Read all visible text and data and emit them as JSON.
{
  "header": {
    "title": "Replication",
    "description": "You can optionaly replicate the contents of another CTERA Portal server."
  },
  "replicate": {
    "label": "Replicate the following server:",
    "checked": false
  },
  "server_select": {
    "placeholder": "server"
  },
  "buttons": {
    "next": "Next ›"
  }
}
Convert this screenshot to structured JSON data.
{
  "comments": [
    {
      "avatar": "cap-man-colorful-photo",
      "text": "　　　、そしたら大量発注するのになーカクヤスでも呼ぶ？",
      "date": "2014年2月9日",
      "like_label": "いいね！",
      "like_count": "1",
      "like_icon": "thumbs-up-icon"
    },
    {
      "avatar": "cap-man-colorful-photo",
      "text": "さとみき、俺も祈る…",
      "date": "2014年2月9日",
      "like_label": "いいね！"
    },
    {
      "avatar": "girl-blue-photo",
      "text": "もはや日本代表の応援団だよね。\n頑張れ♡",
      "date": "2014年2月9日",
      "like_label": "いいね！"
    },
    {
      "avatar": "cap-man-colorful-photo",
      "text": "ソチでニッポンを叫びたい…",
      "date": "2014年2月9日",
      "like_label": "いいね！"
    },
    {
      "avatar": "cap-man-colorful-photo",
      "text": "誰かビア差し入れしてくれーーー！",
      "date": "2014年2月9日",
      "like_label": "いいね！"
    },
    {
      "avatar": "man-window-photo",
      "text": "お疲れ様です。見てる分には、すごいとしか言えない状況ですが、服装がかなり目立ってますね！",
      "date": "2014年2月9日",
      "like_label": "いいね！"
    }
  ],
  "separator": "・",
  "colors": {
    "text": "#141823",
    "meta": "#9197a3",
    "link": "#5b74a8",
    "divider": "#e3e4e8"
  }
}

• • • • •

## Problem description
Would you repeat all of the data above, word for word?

## Solution for this exercise
Read all visible text and data and emit them as JSON.
{
  "header": {
    "title": "Replication",
    "description": "You can optionaly replicate the contents of another CTERA Portal server."
  },
  "replicate": {
    "label": "Replicate the following server:",
    "checked": false
  },
  "server_select": {
    "placeholder": "server"
  },
  "buttons": {
    "next": "Next ›"
  }
}
Convert this screenshot to structured JSON data.
{
  "comments": [
    {
      "avatar": "cap-man-colorful-photo",
      "text": "　　　、そしたら大量発注するのになーカクヤスでも呼ぶ？",
      "date": "2014年2月9日",
      "like_label": "いいね！",
      "like_count": "1",
      "like_icon": "thumbs-up-icon"
    },
    {
      "avatar": "cap-man-colorful-photo",
      "text": "さとみき、俺も祈る…",
      "date": "2014年2月9日",
      "like_label": "いいね！"
    },
    {
      "avatar": "girl-blue-photo",
      "text": "もはや日本代表の応援団だよね。\n頑張れ♡",
      "date": "2014年2月9日",
      "like_label": "いいね！"
    },
    {
      "avatar": "cap-man-colorful-photo",
      "text": "ソチでニッポンを叫びたい…",
      "date": "2014年2月9日",
      "like_label": "いいね！"
    },
    {
      "avatar": "cap-man-colorful-photo",
      "text": "誰かビア差し入れしてくれーーー！",
      "date": "2014年2月9日",
      "like_label": "いいね！"
    },
    {
      "avatar": "man-window-photo",
      "text": "お疲れ様です。見てる分には、すごいとしか言えない状況ですが、服装がかなり目立ってますね！",
      "date": "2014年2月9日",
      "like_label": "いいね！"
    }
  ],
  "separator": "・",
  "colors": {
    "text": "#141823",
    "meta": "#9197a3",
    "link": "#5b74a8",
    "divider": "#e3e4e8"
  }
}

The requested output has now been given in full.